Exercise details: All lines below containing "Home" are to be listed.

╭─ Supplied entries

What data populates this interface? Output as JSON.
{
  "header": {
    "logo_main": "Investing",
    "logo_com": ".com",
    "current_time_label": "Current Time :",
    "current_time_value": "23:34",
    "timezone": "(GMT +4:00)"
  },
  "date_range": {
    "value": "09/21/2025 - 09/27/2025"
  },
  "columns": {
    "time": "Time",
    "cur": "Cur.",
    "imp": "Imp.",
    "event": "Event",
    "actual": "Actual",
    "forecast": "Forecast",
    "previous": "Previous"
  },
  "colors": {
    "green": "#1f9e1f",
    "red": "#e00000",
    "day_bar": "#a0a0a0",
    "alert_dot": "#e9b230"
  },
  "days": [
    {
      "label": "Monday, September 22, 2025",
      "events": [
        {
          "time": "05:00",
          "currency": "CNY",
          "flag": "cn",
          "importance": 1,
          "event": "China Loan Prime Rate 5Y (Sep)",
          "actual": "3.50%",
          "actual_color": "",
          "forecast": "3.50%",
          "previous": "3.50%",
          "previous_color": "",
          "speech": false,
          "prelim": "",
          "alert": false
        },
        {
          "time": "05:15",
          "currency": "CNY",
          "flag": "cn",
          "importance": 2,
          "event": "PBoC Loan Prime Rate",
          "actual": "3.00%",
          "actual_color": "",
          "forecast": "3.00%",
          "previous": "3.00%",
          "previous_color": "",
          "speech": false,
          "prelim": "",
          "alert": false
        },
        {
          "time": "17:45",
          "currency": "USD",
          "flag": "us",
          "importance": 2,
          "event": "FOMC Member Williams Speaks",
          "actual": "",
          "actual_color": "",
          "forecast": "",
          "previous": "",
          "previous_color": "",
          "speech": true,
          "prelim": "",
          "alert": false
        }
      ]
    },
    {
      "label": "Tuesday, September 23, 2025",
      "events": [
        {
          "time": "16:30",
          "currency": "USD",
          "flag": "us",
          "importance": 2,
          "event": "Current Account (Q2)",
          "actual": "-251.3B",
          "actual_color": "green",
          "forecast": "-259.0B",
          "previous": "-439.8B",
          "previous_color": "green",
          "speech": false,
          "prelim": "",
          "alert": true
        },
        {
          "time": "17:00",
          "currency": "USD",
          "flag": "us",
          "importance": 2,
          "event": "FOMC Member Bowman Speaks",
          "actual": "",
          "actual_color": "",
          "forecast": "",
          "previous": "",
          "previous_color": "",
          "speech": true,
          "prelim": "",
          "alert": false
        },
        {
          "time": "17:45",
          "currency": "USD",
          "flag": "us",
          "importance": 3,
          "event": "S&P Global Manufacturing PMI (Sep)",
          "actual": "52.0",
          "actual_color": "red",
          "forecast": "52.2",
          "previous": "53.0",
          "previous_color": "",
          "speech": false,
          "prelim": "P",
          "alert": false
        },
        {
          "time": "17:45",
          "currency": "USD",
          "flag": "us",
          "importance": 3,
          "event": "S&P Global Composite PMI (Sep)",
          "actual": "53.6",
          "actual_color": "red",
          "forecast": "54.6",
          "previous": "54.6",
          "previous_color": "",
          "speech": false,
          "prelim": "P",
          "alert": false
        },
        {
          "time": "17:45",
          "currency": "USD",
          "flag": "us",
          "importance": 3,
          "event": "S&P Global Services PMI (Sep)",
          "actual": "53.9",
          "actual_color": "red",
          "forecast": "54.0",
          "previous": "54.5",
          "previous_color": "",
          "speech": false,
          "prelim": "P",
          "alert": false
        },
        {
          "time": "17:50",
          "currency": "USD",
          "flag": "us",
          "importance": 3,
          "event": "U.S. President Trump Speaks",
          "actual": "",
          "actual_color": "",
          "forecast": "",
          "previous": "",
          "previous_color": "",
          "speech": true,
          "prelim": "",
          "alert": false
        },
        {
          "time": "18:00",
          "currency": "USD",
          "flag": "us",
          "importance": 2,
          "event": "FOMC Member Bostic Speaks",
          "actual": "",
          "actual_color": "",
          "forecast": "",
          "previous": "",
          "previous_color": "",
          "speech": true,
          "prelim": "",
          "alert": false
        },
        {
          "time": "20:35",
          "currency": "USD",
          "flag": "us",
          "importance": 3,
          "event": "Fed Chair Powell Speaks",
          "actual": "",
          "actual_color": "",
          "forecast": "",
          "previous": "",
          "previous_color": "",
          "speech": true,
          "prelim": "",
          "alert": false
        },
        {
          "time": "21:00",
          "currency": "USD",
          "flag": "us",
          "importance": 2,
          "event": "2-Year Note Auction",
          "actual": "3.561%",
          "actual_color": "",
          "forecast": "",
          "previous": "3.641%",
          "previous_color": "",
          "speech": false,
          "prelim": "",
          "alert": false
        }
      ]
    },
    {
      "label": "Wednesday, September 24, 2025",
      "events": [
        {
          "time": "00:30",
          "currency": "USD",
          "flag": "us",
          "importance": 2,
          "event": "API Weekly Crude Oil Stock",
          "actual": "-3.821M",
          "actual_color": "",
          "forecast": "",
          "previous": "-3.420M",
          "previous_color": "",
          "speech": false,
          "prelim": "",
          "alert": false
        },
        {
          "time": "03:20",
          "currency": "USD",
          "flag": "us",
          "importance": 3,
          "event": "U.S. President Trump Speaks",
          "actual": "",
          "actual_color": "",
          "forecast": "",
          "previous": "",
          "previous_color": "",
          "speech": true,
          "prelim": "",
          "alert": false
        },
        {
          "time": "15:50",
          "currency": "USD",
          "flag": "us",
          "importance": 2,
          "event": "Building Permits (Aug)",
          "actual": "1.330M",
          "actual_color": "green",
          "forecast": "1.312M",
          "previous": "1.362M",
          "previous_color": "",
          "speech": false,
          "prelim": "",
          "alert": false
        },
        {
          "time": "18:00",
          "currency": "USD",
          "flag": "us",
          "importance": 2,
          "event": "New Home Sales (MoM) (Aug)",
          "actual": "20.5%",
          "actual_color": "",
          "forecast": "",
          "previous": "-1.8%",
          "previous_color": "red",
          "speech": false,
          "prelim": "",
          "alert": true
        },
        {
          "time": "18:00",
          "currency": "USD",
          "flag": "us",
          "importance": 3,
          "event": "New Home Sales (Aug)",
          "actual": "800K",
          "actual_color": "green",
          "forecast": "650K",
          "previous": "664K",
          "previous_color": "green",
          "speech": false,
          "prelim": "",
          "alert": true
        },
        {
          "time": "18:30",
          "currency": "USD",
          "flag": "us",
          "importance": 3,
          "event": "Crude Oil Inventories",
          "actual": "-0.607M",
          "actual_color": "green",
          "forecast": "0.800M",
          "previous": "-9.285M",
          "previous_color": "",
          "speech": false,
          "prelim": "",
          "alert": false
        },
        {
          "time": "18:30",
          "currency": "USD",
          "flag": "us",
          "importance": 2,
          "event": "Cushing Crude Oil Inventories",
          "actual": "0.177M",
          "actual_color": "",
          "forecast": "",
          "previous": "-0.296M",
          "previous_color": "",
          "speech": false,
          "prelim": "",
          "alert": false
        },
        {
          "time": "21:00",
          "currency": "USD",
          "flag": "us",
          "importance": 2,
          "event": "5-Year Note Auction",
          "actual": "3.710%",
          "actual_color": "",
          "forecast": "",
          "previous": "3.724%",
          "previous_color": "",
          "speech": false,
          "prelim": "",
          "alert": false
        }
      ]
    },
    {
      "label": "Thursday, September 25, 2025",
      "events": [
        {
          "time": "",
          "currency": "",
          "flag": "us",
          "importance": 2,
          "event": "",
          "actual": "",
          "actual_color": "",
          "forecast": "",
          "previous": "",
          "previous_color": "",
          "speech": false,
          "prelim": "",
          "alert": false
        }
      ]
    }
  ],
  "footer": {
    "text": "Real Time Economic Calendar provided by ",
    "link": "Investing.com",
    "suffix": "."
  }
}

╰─
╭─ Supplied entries

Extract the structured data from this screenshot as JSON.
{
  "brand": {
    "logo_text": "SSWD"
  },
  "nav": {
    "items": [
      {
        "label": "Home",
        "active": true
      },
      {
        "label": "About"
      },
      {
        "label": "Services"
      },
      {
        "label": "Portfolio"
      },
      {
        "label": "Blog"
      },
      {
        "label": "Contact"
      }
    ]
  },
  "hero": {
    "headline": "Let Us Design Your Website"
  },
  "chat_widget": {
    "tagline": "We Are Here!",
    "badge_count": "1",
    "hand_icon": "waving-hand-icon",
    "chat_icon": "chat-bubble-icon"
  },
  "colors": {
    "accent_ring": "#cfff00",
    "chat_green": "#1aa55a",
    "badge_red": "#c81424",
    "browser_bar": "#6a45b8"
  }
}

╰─

Solution to this task:
          "event": "New Home Sales (MoM) (Aug)",
          "event": "New Home Sales (Aug)",
        "label": "Home",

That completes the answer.